Down In The Delta; MudBound Explores Racism In Post War Mississippi

Two families from different back grounds with one common interest; Mississippi farmland.

In Mudbound the Jackson’s, an African American family of sharecroppers struggle to survive. Hap Jackson, played by Rob Morgan, husband to Florence Jackson, played by Mary J. Blige recounts how previous generations of Jackson’s dedicated their lives to toiling land owned by the McAllan’s. In the end giving their blood, sweat and tears with nothing to show for it.

The plot takes a turn when Ronsel Jackson, their eldest son goes off to fight in World War II. He later returns home to find that things haven’t changed in the deep south. The Jim Crow laws remain a way of life. Like many black men that go off to fight for this country, it seems only right to return home to a country that allows them the same equal rights as the white man.

After his return he befriends a fellow comrade, Jamie McAllan, who is haunted by memories of combat and emotionally devastated. The two men though from different backgrounds form a friendship. Their friendship served as a coping mechanism.

The friendship deemed unfitting not only to the people in town, but by Jamie’s brother and father. Later in the film Jamie is forced into a situation in which he has to choose what Ronsel’s punishment should be. His punishment being that he fathered a child with a white woman.

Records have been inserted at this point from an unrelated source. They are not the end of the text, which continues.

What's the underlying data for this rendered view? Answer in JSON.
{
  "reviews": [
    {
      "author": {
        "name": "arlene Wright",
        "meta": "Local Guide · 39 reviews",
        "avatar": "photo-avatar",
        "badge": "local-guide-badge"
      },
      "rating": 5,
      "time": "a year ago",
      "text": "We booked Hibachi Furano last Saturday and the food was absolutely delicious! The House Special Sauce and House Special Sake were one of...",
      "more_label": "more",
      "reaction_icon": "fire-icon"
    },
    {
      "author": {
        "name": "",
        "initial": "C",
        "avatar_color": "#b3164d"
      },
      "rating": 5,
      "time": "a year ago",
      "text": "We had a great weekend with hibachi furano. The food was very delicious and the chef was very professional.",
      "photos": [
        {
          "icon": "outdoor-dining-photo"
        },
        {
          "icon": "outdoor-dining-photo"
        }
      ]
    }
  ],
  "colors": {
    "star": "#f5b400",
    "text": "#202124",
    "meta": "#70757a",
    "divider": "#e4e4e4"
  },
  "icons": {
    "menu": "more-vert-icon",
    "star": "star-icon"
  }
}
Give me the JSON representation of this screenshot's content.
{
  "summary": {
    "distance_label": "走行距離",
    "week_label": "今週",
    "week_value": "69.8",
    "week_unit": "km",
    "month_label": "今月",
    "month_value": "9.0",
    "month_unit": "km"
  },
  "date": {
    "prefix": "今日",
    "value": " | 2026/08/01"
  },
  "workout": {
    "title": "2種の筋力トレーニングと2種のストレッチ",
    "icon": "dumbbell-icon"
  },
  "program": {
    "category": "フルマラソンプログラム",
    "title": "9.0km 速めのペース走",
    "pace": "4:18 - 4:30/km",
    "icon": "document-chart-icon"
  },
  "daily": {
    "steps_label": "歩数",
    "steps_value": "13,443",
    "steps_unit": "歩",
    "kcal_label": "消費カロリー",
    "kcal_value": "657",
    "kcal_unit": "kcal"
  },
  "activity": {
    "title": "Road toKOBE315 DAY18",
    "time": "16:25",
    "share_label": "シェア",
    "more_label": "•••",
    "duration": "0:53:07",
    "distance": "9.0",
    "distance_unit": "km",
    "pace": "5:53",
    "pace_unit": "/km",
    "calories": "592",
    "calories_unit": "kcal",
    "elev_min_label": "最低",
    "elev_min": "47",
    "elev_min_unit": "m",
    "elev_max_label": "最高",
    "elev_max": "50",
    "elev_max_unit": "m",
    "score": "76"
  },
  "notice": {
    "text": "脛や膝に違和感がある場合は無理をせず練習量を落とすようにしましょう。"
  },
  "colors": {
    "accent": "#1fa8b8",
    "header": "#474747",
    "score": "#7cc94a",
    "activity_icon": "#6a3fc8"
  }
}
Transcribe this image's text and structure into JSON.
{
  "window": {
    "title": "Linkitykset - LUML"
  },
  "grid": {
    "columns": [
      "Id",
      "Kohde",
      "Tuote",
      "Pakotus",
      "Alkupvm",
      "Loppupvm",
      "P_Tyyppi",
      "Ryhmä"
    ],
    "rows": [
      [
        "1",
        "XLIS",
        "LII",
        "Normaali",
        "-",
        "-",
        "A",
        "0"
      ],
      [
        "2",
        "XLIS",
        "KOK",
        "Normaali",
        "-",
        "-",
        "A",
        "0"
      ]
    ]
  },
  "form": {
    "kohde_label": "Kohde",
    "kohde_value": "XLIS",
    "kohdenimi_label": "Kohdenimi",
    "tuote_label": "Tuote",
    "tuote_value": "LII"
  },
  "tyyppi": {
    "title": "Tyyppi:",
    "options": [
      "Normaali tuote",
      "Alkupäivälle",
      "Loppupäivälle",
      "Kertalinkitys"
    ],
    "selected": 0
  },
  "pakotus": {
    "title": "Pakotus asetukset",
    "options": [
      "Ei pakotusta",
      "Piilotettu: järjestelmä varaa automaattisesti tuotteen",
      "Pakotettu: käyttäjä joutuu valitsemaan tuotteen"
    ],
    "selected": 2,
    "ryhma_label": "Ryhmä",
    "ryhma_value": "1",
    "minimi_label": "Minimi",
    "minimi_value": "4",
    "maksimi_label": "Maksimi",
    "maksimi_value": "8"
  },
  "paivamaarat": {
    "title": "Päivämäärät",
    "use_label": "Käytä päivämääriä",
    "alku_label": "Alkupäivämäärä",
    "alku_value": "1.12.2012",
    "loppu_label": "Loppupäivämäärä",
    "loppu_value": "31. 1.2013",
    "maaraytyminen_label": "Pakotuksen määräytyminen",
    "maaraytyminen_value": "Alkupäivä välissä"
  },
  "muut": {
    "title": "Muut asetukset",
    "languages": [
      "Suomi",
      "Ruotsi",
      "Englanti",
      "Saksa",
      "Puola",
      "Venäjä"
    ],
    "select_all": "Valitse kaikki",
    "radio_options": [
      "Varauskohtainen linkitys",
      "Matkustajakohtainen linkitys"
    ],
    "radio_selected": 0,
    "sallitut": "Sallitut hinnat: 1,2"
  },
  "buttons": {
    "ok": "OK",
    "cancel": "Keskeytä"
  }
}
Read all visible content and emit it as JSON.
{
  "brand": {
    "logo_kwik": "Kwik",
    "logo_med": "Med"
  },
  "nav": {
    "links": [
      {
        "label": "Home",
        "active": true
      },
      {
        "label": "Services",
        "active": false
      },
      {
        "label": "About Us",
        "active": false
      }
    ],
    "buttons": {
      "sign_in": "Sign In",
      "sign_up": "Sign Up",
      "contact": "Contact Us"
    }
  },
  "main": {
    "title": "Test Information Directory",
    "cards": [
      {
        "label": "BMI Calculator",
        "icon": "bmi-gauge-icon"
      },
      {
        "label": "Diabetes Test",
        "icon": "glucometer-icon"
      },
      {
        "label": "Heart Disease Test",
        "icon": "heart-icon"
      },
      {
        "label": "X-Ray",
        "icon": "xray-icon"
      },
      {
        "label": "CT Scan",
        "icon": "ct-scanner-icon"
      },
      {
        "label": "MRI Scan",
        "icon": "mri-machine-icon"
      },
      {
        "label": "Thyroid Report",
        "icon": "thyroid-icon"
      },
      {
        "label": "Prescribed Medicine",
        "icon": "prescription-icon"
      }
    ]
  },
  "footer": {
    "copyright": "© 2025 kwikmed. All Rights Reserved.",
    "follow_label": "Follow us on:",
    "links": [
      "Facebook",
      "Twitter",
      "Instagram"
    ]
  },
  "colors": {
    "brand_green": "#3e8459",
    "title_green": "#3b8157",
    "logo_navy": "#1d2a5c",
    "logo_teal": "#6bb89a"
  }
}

Mudbound is a historic / drama directed by Dee Rees. The focus is on two families in the segregated Mississippi Delta just before, during and after World War II. The African-American family are poor sharecroppers. And even though the white family owns their own land, they’re still struggling. Both are willing to do whatever it takes for the survival of their families.

This film like many others will insight anger, leaving the audience in tears. The idea of being judged and punished as the towns people see fit seems unreal. But this is very real and similar incidents such as this happened not that long ago.